[Recorded data — start]

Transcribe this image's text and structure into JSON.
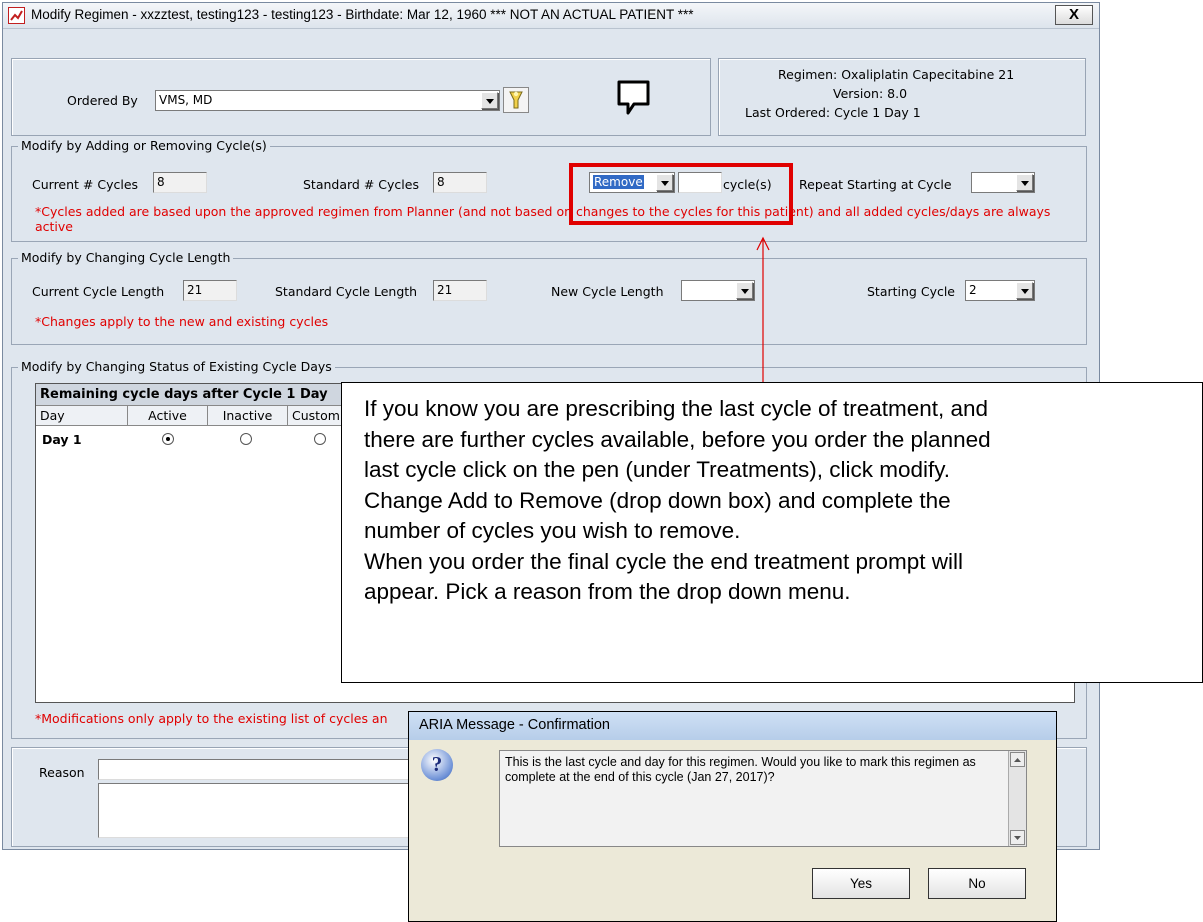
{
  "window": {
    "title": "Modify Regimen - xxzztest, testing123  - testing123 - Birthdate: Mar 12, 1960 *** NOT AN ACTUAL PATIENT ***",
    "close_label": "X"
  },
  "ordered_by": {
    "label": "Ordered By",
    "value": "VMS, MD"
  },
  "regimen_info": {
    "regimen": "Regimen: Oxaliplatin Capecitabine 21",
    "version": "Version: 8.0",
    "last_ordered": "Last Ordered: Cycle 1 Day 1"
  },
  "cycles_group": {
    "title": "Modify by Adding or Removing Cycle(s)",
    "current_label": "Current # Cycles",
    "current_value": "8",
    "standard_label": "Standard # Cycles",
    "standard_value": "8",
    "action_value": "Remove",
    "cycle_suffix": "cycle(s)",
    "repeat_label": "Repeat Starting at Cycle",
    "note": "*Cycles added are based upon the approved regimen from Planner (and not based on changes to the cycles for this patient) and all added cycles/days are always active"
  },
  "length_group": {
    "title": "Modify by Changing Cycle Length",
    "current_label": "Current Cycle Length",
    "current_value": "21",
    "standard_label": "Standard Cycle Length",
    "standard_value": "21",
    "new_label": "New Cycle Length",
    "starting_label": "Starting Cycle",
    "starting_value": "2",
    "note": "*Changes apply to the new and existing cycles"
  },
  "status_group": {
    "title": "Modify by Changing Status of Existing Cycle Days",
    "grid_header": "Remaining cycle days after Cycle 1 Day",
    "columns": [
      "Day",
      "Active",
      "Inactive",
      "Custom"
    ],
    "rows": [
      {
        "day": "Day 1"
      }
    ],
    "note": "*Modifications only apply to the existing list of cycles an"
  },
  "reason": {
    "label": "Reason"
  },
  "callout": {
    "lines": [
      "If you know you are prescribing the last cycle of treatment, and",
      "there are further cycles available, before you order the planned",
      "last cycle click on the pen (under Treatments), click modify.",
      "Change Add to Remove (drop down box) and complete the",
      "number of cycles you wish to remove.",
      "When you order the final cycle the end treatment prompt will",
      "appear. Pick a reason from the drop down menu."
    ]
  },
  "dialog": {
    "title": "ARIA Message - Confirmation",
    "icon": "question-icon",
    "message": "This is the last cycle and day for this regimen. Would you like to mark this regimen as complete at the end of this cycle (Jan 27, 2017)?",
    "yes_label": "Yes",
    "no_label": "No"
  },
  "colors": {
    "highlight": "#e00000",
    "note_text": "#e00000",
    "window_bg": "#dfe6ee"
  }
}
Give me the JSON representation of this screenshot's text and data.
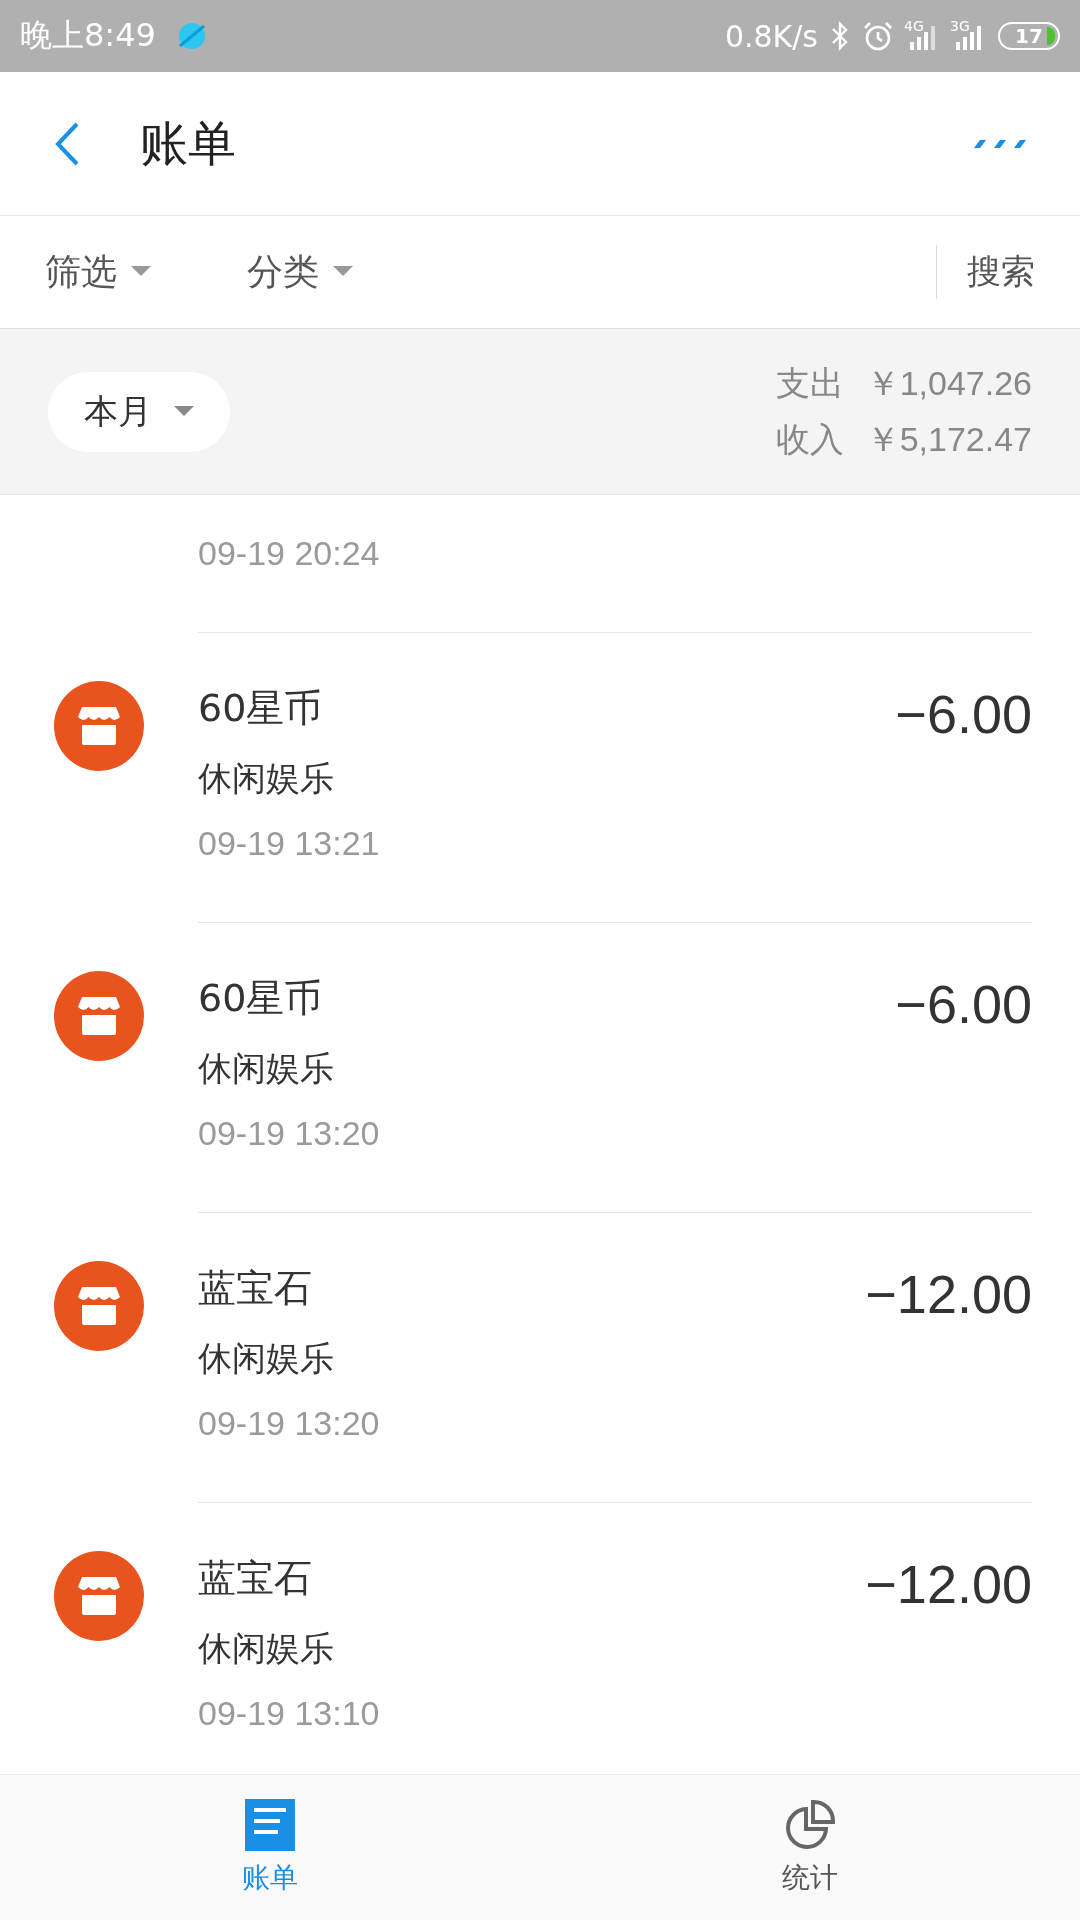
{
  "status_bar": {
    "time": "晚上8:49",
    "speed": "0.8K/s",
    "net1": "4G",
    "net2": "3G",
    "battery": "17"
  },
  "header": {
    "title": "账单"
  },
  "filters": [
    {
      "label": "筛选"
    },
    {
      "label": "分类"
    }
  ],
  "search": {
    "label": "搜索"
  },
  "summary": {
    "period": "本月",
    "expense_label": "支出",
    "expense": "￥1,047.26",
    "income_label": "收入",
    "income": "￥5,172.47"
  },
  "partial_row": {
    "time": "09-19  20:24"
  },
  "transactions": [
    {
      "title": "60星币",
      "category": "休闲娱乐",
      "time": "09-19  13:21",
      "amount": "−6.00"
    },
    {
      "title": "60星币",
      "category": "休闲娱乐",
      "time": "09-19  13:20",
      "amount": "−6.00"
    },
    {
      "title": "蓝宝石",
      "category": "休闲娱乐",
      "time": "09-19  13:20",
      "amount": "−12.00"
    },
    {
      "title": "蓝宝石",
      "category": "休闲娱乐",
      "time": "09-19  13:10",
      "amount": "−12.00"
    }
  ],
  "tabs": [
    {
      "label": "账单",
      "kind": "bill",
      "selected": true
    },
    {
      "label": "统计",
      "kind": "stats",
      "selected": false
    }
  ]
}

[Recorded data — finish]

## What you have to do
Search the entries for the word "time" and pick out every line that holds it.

## Solution to the exercise
    "time": "晚上8:49",
    "time": "09-19  20:24"
      "time": "09-19  13:21",
      "time": "09-19  13:20",
      "time": "09-19  13:20",
      "time": "09-19  13:10",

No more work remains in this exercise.